Odom et al. (29) also reported that HNF1α can bind to the NPC1L1 gene in primary human hepatocytes. This is in line with our results in HuH7 cells, showing a dose-dependent regulation of HNF1α on the NPC1L1 promoter activity and increased mRNA expression following HNF1α overexpression. The liver specificity of this finding was tested by cotransfection of HEK293 cells with the human NPC1L1 promoter and 0.5 μg HNF1α expression vector (Fig. 3D); no induction by HNF1α on the promoter activity was identified in these cells. Also, we identified an HNF1 binding site located −158/−144 bp upstream of transcription start site and showed that mutation of this site almost completely abolished the induction by HNF1α. Electrophoretic mobility shift assay and supershift assays showed a direct binding of HNF1α to this site but not to the other five cis-elements. To show the in vivo binding of HNF1α to the NPC1L1 promoter in human liver, we performed ChIP analysis. The six putative HNF1 binding sites (located at −119, −158, −360, −598, −665, and −769 bp upstream of the ATG start codon) are closely located in the NPC1L1 promoter region, and the sonication procedure in the ChIP analysis generally generates DNA fragments of ~500–800 bp. Thus, primers designed to span over the six HNF1 binding sites were used in the PCR analysis and revealed that HNF1α can bind to the human NPC1L1 promoter in vivo. Collectively, these data suggest that HNF1α may be an important regulator of the hepatic expression of NPC1L1 in humans.

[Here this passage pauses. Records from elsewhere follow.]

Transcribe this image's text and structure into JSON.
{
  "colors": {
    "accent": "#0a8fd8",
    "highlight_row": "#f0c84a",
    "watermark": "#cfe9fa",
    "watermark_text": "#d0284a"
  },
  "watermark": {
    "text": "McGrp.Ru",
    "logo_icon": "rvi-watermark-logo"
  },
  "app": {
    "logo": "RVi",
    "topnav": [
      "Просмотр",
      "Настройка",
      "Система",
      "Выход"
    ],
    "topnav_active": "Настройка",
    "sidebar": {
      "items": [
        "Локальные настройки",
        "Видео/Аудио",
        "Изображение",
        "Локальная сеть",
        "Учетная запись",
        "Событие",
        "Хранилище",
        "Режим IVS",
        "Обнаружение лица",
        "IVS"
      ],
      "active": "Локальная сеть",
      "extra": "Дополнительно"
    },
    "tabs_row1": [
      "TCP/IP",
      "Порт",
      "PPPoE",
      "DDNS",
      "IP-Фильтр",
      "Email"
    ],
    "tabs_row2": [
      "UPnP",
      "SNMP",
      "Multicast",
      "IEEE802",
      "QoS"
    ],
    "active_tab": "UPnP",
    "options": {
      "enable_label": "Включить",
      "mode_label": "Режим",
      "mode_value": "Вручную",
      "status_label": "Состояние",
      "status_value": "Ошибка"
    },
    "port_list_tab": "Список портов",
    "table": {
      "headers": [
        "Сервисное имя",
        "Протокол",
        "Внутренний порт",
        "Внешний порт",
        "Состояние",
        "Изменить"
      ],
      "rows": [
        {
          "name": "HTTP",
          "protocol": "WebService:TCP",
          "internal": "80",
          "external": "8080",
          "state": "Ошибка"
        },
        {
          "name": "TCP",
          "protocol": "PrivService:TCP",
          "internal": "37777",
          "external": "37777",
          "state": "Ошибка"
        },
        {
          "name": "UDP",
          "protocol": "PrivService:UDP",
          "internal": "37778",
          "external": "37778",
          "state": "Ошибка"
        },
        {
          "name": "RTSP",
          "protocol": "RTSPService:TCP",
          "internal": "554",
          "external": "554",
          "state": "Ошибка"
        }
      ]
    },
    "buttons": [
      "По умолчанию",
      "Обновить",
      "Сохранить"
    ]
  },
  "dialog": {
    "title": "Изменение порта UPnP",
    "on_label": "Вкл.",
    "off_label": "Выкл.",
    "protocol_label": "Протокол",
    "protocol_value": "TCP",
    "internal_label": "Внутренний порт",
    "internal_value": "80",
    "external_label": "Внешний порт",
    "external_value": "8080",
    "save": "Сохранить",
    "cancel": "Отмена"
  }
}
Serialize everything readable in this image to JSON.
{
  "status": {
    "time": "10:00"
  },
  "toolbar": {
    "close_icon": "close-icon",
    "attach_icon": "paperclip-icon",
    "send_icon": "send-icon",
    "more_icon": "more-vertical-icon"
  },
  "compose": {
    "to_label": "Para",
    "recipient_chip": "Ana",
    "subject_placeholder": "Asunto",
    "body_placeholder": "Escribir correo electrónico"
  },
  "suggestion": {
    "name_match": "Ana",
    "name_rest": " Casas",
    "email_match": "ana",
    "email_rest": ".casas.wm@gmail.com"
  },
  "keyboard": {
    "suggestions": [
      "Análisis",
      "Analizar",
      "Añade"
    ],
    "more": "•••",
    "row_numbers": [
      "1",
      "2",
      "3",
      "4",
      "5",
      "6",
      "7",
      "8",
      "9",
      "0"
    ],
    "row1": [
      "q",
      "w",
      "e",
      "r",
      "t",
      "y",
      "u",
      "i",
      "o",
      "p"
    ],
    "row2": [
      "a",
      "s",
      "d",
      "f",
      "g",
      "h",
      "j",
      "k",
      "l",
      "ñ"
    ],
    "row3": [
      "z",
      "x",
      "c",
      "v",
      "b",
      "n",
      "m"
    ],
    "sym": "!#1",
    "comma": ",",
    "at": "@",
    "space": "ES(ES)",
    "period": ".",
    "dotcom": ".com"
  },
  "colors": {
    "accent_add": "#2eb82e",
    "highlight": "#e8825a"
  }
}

In summary, in this study, we showed that SREBP2 and HNF1α are important transcription factors for the hepatic NPC1L1 promoter activity that can bind to and regulate its expression in humans.
This work was supported by the Swedish Research Council, by the Stockholm County Council (ALF), by the Swedish Medical Association, by the Swedish Heart-Lung Foundation, by the Karolinska Institutet, and by the National Natural Science Foundation of China (No. 30672042 and No. 30700310). P.P. is a recipient of grants from AstraZeneca, Sweden.